I agree with the answer from @RaimondsLiepiņš. To expand a bit more though, it's important to understand that the nature of how you prevent XSS depends on the context, which is why proper encoding of output is the most effective solution. Trying to preemptively clean all input can work, but also tends to be a clunky solution that causes other issues for users, and even still isn't always successful. Context-aware output encoding is the only sure-fire solution.
var resourceId = [ID_FROM_URL];
In this case, your regexp does nothing to stop active exploitation with a payload like:
If you don't have any cases like this, then your regexp might protect you. It's impossible to say for sure though, because with XSS it all depends on context. This is why trying to apply one rule to all input tends to leave security holes - there are too many possible issues.
Problems for users
Even if your regexp did fix all your XSS, it is still causing a lot of trouble. The issue is that you are preventing virtually all non-ascii characters from being used in user input. That will be unfortunate for anyone who uses your system and is Irish (i.e.
Conor O'Brian), anyone from every continent except North America (aka my good pal
Jávier), anyone who speaks 普通话/普通話, and anyone who needs to quote what "the other guy said".
The only real solution, therefore, is to just do it right. I'm going to guess that you work for a company that built a large software system and only afterward learned about basic application security. Unfortunately this happens more commonly than you would hope. In the long run you're really only going to have one option: re-do it. Trying to bolt security onto a system that wasn't built securely is a losing proposition. Eventually you'll either end up rebuilding your system with a more solid foundation, or you'll end up very, very hacked.
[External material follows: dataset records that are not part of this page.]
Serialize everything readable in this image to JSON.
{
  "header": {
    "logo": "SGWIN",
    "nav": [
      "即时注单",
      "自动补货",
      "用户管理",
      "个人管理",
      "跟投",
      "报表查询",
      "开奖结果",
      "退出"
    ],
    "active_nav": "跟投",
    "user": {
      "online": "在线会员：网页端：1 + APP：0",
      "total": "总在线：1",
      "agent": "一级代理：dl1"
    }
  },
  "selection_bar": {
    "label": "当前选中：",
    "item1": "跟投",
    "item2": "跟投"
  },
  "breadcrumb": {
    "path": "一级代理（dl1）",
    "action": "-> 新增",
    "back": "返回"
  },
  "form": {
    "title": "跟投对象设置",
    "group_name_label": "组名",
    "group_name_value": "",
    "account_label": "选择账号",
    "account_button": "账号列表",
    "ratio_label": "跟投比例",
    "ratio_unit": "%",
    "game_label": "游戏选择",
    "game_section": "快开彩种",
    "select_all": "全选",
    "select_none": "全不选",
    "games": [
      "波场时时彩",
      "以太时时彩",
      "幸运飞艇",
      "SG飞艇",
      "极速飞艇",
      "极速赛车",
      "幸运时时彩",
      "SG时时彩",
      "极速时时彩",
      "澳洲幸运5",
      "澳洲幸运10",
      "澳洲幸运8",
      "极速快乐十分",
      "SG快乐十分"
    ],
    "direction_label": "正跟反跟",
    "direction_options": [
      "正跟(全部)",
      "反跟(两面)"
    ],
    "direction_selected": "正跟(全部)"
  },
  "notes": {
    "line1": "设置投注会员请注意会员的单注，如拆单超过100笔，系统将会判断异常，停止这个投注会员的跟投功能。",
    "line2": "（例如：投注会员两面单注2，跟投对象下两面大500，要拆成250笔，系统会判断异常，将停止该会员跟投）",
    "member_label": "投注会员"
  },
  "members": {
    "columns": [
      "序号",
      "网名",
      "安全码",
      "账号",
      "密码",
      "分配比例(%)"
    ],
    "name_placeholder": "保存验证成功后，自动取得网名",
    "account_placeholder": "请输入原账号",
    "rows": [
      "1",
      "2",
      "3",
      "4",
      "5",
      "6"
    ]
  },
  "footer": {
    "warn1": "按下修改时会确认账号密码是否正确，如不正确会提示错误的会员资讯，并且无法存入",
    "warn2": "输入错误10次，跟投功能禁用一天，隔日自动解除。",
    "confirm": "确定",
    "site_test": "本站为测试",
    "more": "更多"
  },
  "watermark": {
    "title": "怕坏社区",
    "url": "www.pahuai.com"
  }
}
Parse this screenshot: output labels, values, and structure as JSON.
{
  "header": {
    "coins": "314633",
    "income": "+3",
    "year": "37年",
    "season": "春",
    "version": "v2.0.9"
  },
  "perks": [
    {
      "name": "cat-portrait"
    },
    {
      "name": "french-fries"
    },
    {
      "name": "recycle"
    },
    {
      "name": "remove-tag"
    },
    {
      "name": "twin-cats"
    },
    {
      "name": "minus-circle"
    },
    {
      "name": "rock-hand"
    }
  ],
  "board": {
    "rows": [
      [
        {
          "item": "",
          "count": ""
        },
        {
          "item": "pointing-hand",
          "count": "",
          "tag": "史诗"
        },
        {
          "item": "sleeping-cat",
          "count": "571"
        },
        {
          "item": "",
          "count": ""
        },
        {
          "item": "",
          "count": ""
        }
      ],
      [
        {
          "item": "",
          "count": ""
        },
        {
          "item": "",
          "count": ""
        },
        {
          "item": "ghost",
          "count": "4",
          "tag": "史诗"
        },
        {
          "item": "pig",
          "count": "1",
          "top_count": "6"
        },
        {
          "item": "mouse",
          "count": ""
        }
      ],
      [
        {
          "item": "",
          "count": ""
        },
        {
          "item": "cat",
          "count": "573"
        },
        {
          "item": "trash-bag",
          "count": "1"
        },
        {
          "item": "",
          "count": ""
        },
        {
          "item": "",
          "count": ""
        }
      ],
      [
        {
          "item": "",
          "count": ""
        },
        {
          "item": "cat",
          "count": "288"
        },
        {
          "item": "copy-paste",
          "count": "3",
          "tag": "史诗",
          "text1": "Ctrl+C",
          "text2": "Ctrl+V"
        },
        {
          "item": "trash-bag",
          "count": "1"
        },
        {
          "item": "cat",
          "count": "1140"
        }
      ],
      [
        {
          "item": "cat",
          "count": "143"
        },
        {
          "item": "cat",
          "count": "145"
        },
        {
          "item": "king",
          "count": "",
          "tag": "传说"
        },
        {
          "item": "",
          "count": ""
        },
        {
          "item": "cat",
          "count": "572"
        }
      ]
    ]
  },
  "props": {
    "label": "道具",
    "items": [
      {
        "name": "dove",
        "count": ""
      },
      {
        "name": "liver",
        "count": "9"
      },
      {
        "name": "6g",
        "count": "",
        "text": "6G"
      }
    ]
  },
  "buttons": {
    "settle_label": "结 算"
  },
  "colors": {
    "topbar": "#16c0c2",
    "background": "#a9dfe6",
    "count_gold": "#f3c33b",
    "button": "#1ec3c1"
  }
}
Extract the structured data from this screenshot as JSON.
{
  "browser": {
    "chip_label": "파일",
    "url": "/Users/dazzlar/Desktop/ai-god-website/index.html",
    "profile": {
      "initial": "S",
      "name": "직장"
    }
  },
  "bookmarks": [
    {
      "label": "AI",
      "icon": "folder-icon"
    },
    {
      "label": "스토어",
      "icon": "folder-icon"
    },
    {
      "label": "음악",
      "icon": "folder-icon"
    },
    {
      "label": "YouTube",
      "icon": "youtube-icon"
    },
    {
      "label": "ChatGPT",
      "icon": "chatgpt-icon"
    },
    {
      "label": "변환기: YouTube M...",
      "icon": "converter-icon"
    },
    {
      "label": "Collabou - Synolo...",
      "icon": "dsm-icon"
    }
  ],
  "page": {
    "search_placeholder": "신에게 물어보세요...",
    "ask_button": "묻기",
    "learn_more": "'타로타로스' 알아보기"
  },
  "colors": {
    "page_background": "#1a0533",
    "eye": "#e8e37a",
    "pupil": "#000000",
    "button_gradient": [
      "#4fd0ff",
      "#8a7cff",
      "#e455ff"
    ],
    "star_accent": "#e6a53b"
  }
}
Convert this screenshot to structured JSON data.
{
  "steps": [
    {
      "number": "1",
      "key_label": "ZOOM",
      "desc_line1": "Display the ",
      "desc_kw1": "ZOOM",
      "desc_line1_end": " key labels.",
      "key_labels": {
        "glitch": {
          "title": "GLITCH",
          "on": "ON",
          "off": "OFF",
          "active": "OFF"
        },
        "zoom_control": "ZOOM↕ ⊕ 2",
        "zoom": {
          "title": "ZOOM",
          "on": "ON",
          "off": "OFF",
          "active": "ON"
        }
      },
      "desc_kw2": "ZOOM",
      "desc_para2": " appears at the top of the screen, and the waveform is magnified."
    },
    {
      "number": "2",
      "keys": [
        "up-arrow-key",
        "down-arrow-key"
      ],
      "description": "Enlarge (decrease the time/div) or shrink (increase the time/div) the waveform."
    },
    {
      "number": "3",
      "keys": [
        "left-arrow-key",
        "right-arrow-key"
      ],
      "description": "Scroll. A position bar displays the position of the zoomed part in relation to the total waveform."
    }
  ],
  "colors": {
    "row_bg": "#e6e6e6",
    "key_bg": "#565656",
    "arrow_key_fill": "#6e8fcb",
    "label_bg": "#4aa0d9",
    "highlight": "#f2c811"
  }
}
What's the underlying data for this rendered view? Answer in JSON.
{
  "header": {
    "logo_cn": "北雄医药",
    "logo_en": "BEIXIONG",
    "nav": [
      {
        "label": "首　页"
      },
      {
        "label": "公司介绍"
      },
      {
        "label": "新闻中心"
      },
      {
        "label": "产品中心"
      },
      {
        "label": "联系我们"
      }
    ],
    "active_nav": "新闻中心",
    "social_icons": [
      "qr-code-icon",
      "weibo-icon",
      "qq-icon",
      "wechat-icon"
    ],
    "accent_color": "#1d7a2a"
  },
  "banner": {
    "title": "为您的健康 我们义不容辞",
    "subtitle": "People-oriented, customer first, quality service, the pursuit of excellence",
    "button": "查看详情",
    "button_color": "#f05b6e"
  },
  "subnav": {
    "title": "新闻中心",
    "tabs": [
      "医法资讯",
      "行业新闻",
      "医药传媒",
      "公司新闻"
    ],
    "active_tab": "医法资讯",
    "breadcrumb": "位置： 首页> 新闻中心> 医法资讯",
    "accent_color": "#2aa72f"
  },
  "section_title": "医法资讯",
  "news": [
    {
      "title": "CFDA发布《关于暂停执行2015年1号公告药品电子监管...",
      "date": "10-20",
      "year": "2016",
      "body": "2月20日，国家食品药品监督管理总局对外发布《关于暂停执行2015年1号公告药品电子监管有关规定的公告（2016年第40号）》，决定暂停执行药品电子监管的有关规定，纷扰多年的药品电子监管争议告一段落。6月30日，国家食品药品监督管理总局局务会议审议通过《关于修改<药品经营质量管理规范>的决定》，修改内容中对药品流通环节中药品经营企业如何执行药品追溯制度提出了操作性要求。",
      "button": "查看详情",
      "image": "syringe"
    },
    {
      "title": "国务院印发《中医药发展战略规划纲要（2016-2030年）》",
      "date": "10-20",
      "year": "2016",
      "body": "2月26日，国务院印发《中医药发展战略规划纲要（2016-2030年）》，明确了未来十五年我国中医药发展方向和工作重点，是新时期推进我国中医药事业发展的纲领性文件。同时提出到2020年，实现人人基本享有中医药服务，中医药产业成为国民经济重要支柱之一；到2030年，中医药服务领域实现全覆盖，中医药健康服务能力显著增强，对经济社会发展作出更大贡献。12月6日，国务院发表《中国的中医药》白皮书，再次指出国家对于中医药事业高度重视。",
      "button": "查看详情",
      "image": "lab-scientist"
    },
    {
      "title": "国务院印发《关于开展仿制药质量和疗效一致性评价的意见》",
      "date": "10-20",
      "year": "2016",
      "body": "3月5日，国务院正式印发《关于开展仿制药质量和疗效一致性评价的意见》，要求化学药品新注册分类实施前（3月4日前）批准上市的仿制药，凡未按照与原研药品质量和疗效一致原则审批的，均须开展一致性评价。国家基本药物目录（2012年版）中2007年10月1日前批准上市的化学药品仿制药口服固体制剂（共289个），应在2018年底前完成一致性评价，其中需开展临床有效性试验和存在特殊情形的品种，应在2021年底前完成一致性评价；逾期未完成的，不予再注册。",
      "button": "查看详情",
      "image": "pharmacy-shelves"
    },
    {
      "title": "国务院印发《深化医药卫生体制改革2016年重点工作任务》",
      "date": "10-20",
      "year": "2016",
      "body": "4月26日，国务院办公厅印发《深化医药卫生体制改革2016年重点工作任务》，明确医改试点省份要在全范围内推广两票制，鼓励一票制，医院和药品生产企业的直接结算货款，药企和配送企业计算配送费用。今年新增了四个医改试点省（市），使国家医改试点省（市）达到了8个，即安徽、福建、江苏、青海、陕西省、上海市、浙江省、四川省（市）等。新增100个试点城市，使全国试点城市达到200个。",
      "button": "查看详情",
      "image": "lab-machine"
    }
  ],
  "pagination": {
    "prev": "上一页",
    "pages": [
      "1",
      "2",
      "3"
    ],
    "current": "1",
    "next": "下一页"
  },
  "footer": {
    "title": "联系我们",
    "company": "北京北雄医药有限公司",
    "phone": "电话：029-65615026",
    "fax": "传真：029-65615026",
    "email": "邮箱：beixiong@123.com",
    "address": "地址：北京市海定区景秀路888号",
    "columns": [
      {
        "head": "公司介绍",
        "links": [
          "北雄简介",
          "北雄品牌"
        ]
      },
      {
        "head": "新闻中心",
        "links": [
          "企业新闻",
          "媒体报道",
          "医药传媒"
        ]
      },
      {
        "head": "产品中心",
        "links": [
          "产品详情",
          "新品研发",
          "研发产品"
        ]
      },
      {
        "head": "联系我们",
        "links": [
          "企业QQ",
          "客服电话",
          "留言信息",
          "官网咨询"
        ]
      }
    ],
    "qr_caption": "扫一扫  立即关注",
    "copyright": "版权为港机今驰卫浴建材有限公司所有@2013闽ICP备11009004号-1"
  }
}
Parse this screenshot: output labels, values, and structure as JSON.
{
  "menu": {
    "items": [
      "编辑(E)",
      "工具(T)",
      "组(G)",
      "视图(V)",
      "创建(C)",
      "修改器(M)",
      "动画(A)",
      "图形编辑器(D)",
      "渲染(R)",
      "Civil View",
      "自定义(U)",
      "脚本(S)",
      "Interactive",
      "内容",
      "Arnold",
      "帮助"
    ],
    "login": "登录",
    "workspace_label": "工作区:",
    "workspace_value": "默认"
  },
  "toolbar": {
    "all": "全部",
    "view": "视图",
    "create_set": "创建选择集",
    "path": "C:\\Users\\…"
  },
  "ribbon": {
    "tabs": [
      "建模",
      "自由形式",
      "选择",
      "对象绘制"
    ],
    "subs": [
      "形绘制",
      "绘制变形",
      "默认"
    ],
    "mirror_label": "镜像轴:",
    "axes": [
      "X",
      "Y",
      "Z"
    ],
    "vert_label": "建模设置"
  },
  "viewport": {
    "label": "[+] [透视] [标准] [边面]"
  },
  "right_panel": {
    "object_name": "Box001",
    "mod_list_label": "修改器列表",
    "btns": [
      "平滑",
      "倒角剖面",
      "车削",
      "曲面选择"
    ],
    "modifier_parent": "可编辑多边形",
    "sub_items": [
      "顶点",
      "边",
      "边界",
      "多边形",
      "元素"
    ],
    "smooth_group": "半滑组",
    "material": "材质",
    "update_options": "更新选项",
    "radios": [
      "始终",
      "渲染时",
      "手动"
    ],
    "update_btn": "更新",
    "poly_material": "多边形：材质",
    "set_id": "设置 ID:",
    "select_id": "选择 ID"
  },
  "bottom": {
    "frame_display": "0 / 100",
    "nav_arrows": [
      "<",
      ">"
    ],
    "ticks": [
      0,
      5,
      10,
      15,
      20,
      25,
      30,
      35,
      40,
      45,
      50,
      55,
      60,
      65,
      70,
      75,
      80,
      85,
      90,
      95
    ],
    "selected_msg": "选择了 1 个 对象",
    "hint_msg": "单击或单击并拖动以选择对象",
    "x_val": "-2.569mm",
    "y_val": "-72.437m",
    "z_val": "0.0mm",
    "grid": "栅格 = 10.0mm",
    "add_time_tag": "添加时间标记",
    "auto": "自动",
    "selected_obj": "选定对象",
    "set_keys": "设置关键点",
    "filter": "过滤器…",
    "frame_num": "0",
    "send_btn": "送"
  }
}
Those are the only long-term options.
In the short term you could also try implementing a strict CSP to mitigate the potential damage from an XSS attack, although typically implementing a tough CSP is very difficult for systems that weren't built securely in the first place.